From November 14 to 16, 2009, I participated in the Saban Forum, an annual dialogue between high-level Americans and Israelis organized by the Saban Center for Middle East Policy at Brookings. We convened this year’s Forum in Jerusalem and Ramallah, the administrative capital of the Palestinian Authority.
Participants on the Israeli side included Prime Minister Benjamin Netanyahu, Defense Minister Ehud Barak, Foreign Minister Avigdor Lieberman, former Prime Minister Ehud Olmert, Leader of the Opposition Tzipi Livni, Head of Military Intelligence General Amos Yadlin, Head of the Internal Security Agency (Shin Bet) Yuval Diskin, and Israel Bank Governor Stanley Fisher.
The American side included Bill Clinton, Deputy Secretary of State Jim Steinberg, Governor Arnold Schwarzenegger, Senator Joseph Lieberman, Senator Lindsey Graham, Chairman of the House Foreign Affairs Committee Howard Berman, Chairman of the House Energy and Commerce Committee Henry Waxman, Chairman of the House Appropriations Sub-Committee on Foreign Operations Nita Lowey, and Dan Shapiro, Senior Director for Arab-Israeli Affairs at the National Security Council.

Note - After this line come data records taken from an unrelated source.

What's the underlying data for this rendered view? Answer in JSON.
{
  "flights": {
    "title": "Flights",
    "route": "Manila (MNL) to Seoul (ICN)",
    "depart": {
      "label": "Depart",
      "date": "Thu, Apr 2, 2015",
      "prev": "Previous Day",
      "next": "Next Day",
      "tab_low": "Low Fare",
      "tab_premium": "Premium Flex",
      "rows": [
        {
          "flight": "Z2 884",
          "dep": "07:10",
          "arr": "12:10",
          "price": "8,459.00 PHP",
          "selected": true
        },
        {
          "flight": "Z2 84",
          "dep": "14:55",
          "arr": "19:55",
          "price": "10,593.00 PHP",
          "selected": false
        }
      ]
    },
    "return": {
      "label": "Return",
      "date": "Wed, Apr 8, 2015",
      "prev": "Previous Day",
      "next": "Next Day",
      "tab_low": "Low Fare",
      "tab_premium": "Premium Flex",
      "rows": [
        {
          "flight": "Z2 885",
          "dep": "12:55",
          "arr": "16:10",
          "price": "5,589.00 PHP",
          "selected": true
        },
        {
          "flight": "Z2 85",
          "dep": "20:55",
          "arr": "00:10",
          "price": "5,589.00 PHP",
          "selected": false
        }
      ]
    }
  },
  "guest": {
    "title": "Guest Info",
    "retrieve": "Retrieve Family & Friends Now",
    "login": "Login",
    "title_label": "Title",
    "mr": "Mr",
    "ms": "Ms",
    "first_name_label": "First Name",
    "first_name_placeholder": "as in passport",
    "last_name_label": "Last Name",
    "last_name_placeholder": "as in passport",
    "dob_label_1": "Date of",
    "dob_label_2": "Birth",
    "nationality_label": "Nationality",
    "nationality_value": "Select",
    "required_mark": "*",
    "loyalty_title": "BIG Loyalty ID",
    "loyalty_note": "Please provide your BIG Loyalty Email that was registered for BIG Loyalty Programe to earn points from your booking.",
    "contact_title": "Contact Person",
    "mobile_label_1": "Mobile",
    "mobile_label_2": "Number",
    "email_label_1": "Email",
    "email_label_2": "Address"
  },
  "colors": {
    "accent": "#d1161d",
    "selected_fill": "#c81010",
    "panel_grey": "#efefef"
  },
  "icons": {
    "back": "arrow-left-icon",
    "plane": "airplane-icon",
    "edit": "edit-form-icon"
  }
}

As part of the dialogue, the American and Israeli participants traveled together to Ramallah to engage in a dialogue with Palestinian Prime Minister Salam Fayyad – the first time an Israeli delegation was permitted to enter Ramallah since the outbreak of the intifadah in October 2000. The American delegates also participated in a meeting with Palestinian chief negotiator Saeb Erakat.
Because the majority of the sessions were held under the Chatham House Rule, the following account captures the main points covered and the perspectives represented, while identifying sources only when they were speaking on the record.
Rather than serving as a unifying diplomatic exercise to highlight Iran’s troubling regional activities, the [Warsaw] summit primarily highlighted America’s diplomatic isolation from its European allies.